====== STUDY MATERIAL

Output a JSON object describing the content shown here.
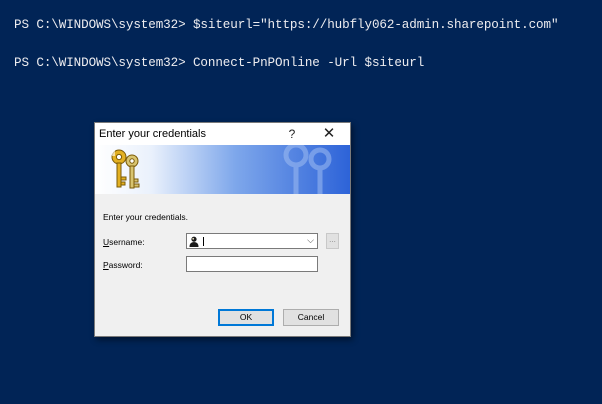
{
  "console": {
    "lines": [
      "PS C:\\WINDOWS\\system32> $siteurl=\"https://hubfly062-admin.sharepoint.com\"",
      "PS C:\\WINDOWS\\system32> Connect-PnPOnline -Url $siteurl"
    ]
  },
  "dialog": {
    "title": "Enter your credentials",
    "help_glyph": "?",
    "close_glyph": "✕",
    "prompt": "Enter your credentials.",
    "username_label_key": "U",
    "username_label_rest": "sername:",
    "username_value": "",
    "password_label_key": "P",
    "password_label_rest": "assword:",
    "browse_label": "...",
    "ok_label": "OK",
    "cancel_label": "Cancel"
  },
  "icons": {
    "banner": "keys-icon",
    "user": "user-icon",
    "dropdown": "chevron-down-icon"
  },
  "colors": {
    "console_bg": "#012456",
    "console_text": "#eeedf0",
    "banner_blue": "#2d63d8",
    "focus_border": "#0078d7"
  }
}
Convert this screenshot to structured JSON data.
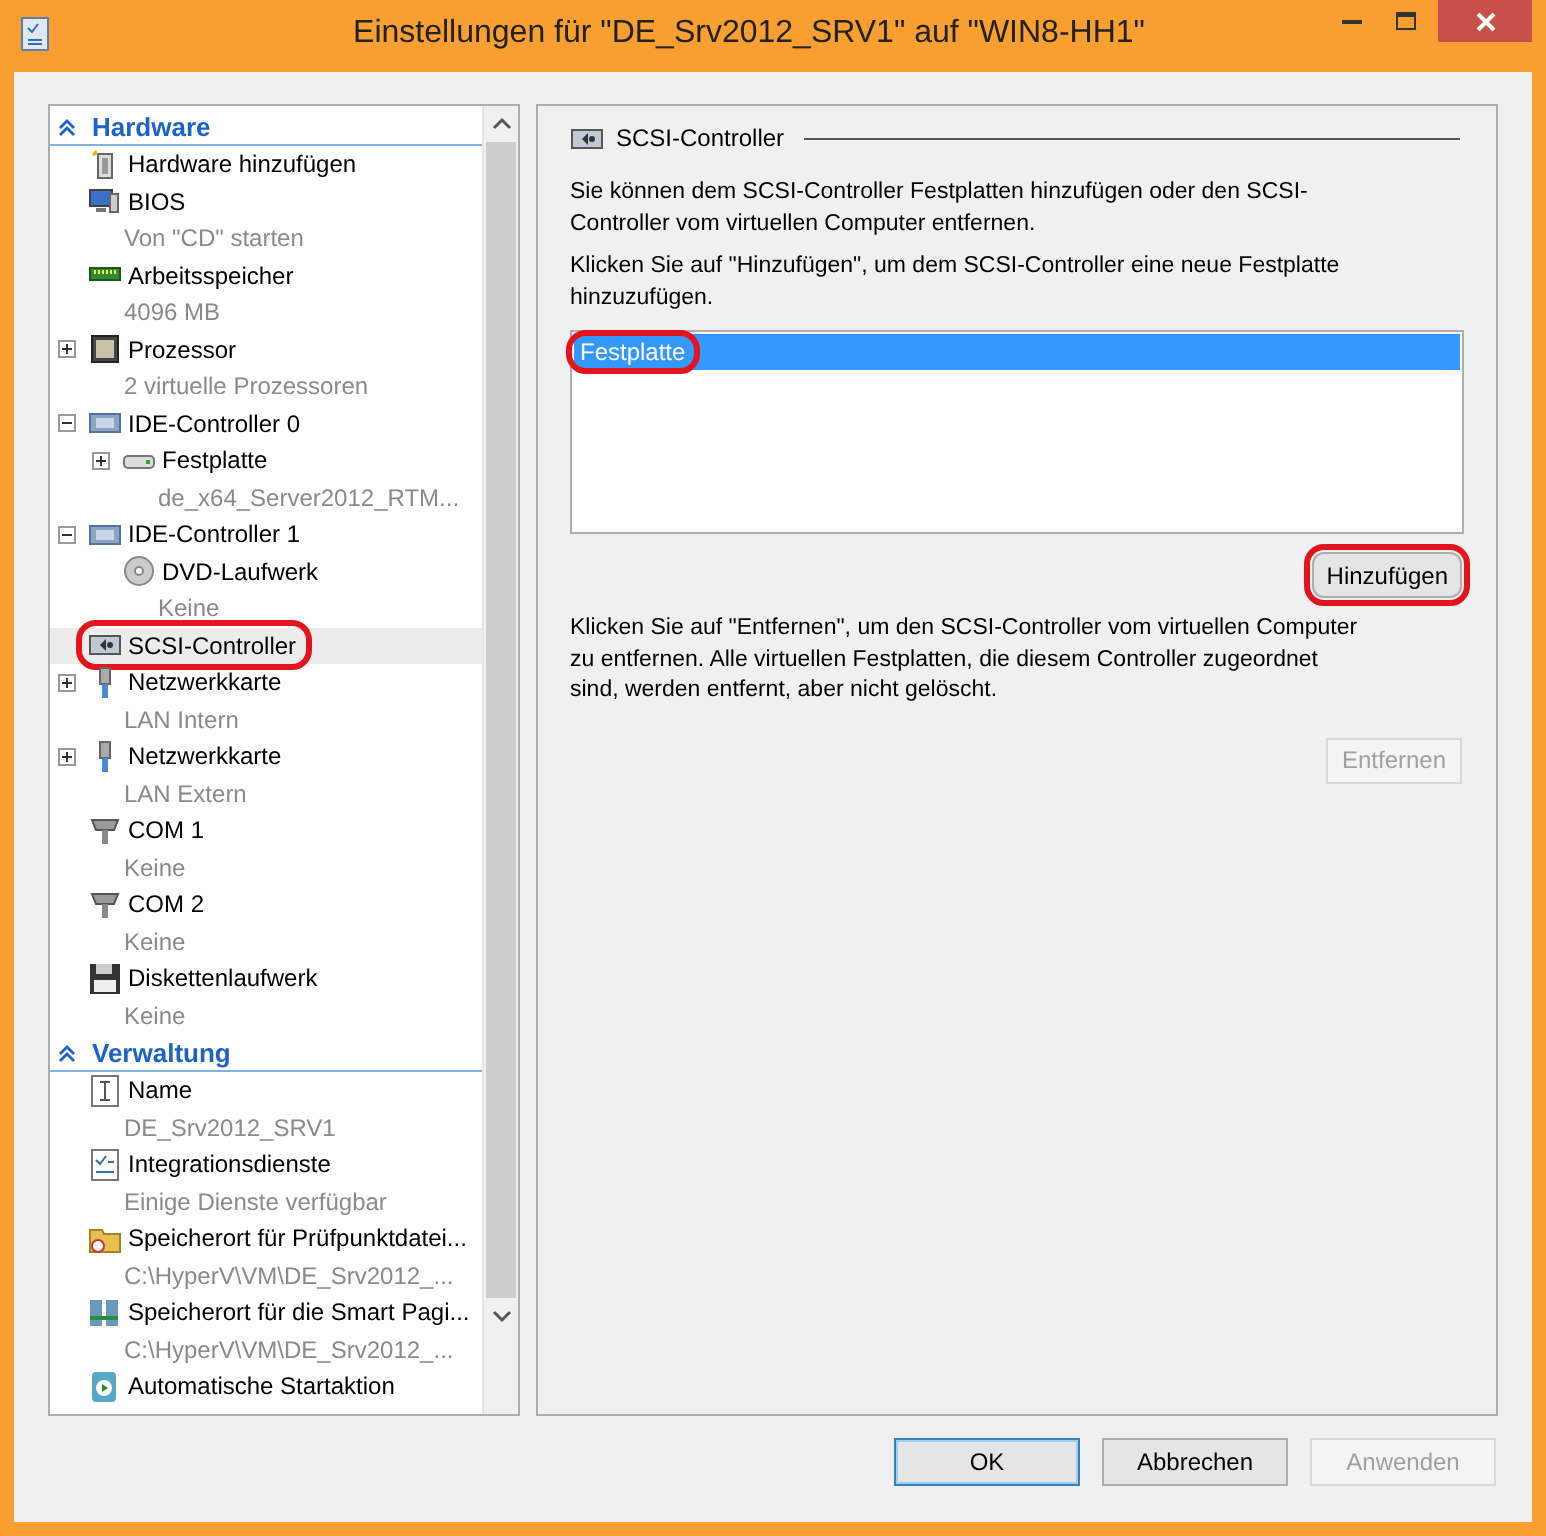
{
  "window": {
    "title": "Einstellungen für \"DE_Srv2012_SRV1\" auf \"WIN8-HH1\""
  },
  "sidebar": {
    "sections": [
      {
        "title": "Hardware",
        "expanded": true,
        "items": [
          {
            "kind": "add",
            "label": "Hardware hinzufügen",
            "selected": false
          },
          {
            "kind": "bios",
            "label": "BIOS",
            "detail": "Von \"CD\" starten",
            "selected": false
          },
          {
            "kind": "memory",
            "label": "Arbeitsspeicher",
            "detail": "4096 MB",
            "selected": false
          },
          {
            "kind": "cpu",
            "label": "Prozessor",
            "detail": "2 virtuelle Prozessoren",
            "expanded": false,
            "selected": false
          },
          {
            "kind": "controller",
            "label": "IDE-Controller 0",
            "expanded": true,
            "selected": false,
            "children": [
              {
                "kind": "disk",
                "label": "Festplatte",
                "detail": "de_x64_Server2012_RTM...",
                "expanded": false,
                "selected": false
              }
            ]
          },
          {
            "kind": "controller",
            "label": "IDE-Controller 1",
            "expanded": true,
            "selected": false,
            "children": [
              {
                "kind": "dvd",
                "label": "DVD-Laufwerk",
                "detail": "Keine",
                "selected": false
              }
            ]
          },
          {
            "kind": "scsi",
            "label": "SCSI-Controller",
            "selected": true,
            "annotated": true
          },
          {
            "kind": "network",
            "label": "Netzwerkkarte",
            "detail": "LAN Intern",
            "expanded": false,
            "selected": false
          },
          {
            "kind": "network",
            "label": "Netzwerkkarte",
            "detail": "LAN Extern",
            "expanded": false,
            "selected": false
          },
          {
            "kind": "com",
            "label": "COM 1",
            "detail": "Keine",
            "selected": false
          },
          {
            "kind": "com",
            "label": "COM 2",
            "detail": "Keine",
            "selected": false
          },
          {
            "kind": "floppy",
            "label": "Diskettenlaufwerk",
            "detail": "Keine",
            "selected": false
          }
        ]
      },
      {
        "title": "Verwaltung",
        "expanded": true,
        "items": [
          {
            "kind": "name",
            "label": "Name",
            "detail": "DE_Srv2012_SRV1",
            "selected": false
          },
          {
            "kind": "integration",
            "label": "Integrationsdienste",
            "detail": "Einige Dienste verfügbar",
            "selected": false
          },
          {
            "kind": "folder",
            "label": "Speicherort für Prüfpunktdatei...",
            "detail": "C:\\HyperV\\VM\\DE_Srv2012_...",
            "selected": false
          },
          {
            "kind": "paging",
            "label": "Speicherort für die Smart Pagi...",
            "detail": "C:\\HyperV\\VM\\DE_Srv2012_...",
            "selected": false
          },
          {
            "kind": "startup",
            "label": "Automatische Startaktion",
            "selected": false
          }
        ]
      }
    ]
  },
  "panel": {
    "title": "SCSI-Controller",
    "intro": "Sie können dem SCSI-Controller Festplatten hinzufügen oder den SCSI-Controller vom virtuellen Computer entfernen.",
    "add_hint": "Klicken Sie auf \"Hinzufügen\", um dem SCSI-Controller eine neue Festplatte hinzuzufügen.",
    "list": [
      {
        "label": "Festplatte",
        "selected": true,
        "annotated": true
      }
    ],
    "add_button": {
      "label": "Hinzufügen",
      "disabled": false,
      "annotated": true
    },
    "remove_hint": "Klicken Sie auf \"Entfernen\", um den SCSI-Controller vom virtuellen Computer zu entfernen. Alle virtuellen Festplatten, die diesem Controller zugeordnet sind, werden entfernt, aber nicht gelöscht.",
    "remove_button": {
      "label": "Entfernen",
      "disabled": true,
      "annotated": false
    }
  },
  "buttons": [
    {
      "label": "OK",
      "default": true,
      "disabled": false
    },
    {
      "label": "Abbrechen",
      "default": false,
      "disabled": false
    },
    {
      "label": "Anwenden",
      "default": false,
      "disabled": true
    }
  ]
}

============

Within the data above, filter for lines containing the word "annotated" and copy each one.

● SOLUTION FOR THIS TASK:
            "annotated": true
        "annotated": true
      "annotated": true
      "annotated": false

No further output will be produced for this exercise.